ASSIGNED TASK |
Look through the data below, tally the lines where "matrix" occurs, and write the total alone.

::: STUDY MATERIAL :::

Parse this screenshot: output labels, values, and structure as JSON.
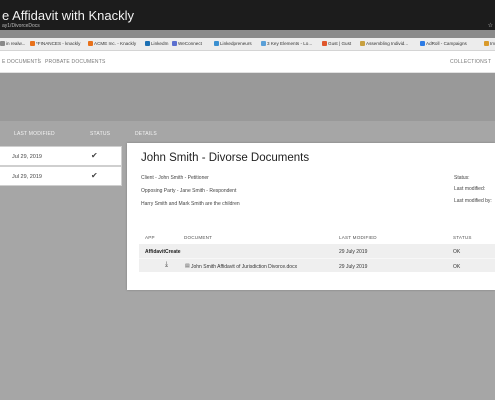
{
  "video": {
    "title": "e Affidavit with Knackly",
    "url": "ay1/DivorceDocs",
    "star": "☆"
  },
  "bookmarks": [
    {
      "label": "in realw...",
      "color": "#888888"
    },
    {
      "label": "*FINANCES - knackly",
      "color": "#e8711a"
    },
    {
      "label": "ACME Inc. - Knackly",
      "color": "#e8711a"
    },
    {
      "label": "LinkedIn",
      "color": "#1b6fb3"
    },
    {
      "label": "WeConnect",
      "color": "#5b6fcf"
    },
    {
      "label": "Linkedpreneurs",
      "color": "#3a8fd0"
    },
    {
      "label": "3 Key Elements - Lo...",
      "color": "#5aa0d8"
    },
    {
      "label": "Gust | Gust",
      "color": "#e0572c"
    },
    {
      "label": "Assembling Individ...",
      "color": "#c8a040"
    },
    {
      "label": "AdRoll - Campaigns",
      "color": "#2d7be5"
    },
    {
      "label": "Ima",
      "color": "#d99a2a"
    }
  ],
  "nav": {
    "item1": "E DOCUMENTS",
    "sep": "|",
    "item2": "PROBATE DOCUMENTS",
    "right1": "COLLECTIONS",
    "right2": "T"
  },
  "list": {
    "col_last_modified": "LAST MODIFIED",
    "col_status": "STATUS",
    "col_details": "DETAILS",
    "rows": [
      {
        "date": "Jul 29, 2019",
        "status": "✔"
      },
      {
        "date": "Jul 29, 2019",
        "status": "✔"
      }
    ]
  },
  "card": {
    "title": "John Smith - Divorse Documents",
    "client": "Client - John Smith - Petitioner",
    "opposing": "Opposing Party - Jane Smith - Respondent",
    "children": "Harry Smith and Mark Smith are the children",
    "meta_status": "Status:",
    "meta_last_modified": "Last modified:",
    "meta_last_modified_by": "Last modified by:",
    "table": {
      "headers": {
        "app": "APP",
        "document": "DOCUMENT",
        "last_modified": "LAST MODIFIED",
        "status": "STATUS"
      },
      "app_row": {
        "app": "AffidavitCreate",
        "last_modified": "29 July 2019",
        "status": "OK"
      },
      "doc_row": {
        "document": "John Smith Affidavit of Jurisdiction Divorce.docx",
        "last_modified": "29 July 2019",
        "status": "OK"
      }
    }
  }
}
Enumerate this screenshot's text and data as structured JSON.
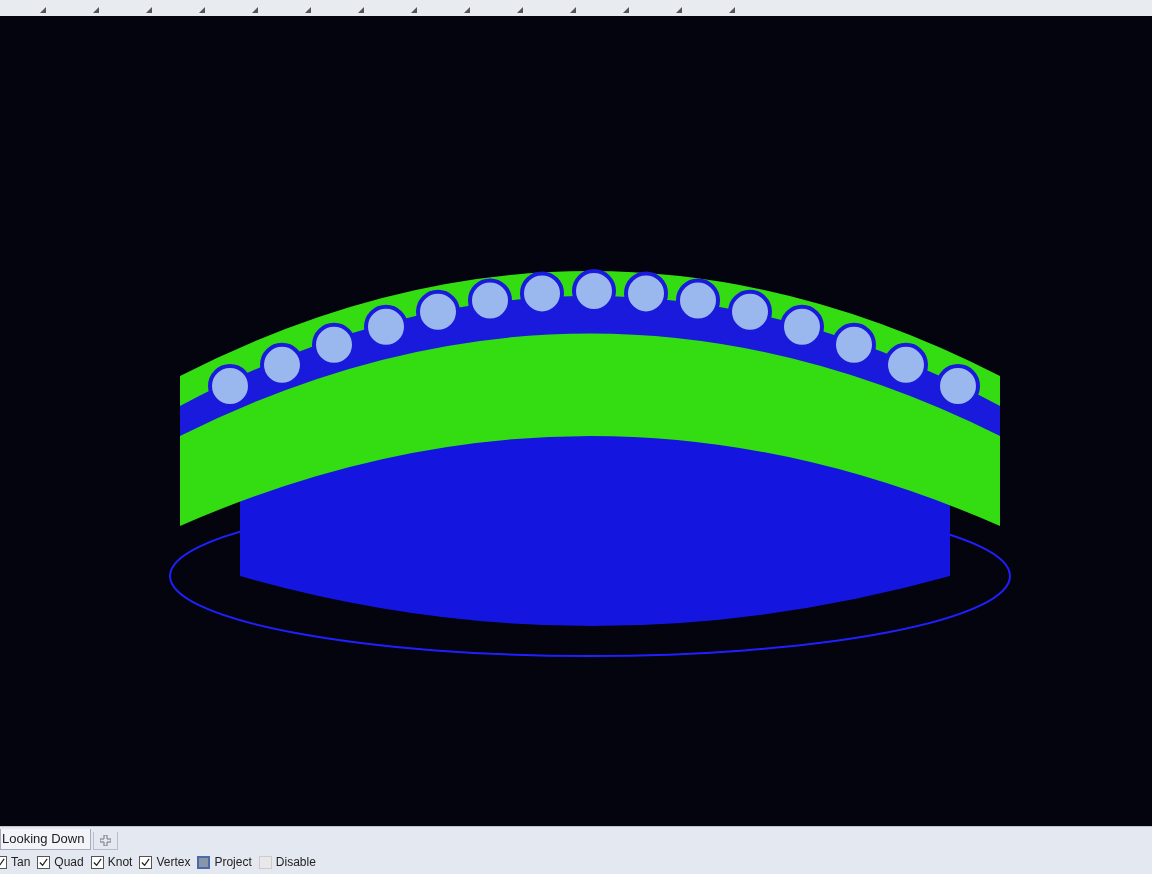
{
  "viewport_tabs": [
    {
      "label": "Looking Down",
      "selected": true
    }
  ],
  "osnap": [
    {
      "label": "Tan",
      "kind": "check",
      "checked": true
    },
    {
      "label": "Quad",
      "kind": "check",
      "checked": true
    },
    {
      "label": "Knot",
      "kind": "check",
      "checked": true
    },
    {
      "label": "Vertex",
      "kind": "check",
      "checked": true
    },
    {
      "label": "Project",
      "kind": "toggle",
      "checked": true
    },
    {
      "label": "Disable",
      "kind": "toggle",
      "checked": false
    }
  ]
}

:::
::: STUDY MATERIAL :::

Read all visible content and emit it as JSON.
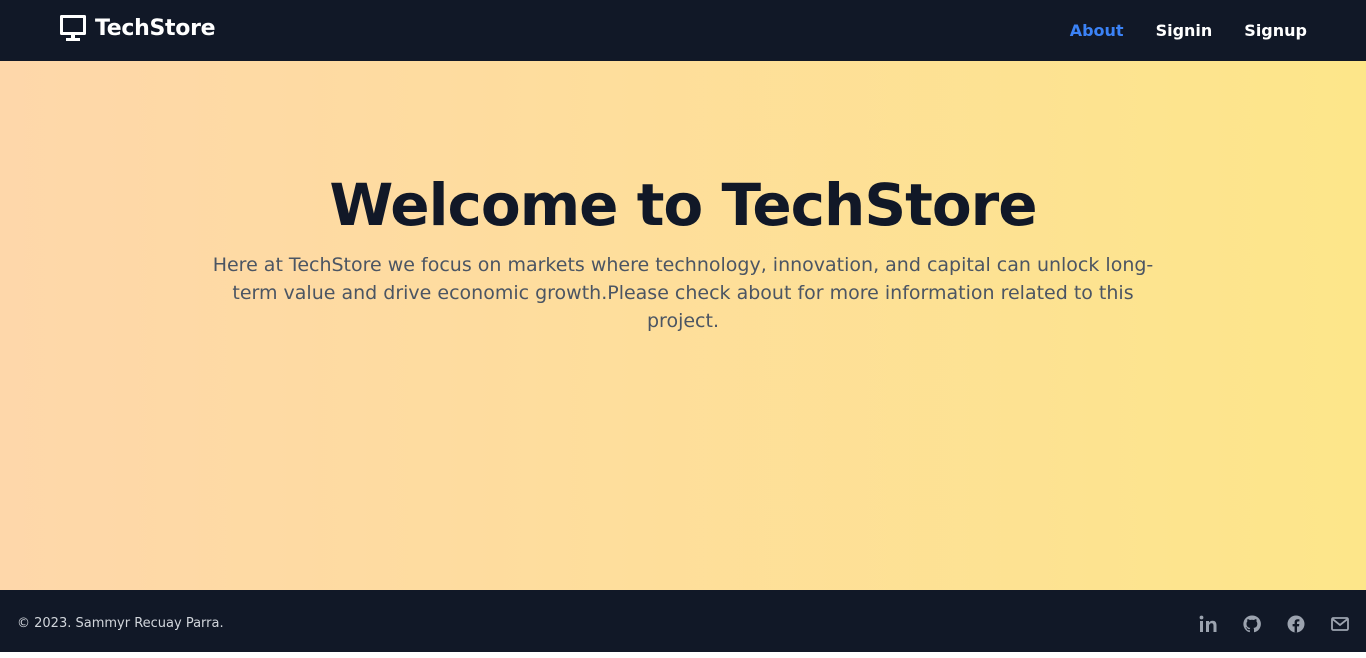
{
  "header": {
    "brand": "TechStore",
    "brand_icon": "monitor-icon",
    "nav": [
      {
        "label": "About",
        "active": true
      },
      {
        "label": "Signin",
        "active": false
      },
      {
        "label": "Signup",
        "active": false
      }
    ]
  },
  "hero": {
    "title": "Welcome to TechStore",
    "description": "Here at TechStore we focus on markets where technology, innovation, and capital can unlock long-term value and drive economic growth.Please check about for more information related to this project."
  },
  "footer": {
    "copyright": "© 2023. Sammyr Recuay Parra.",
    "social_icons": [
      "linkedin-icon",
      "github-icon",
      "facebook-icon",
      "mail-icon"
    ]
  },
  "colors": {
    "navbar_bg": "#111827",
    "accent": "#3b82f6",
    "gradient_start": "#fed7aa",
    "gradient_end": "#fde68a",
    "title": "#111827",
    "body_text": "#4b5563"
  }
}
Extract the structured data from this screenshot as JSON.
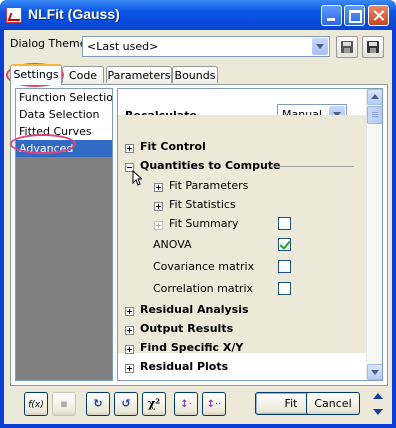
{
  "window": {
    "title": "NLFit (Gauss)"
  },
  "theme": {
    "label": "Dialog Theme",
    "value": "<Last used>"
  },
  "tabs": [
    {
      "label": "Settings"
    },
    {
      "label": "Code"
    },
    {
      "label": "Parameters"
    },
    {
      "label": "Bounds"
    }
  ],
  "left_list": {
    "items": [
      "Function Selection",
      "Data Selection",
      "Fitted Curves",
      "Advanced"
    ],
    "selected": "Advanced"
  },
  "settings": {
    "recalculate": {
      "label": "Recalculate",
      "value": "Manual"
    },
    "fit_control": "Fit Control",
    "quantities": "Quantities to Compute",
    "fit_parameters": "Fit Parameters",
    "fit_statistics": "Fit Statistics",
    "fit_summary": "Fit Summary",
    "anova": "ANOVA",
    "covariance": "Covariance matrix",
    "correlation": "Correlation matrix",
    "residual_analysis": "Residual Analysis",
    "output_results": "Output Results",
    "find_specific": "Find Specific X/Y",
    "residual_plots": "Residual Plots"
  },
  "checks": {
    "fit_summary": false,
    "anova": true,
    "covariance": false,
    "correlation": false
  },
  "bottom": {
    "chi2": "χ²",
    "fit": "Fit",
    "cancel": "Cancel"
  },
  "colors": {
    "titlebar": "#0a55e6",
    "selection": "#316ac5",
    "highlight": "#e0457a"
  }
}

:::

WRITTEN ANSWER |
2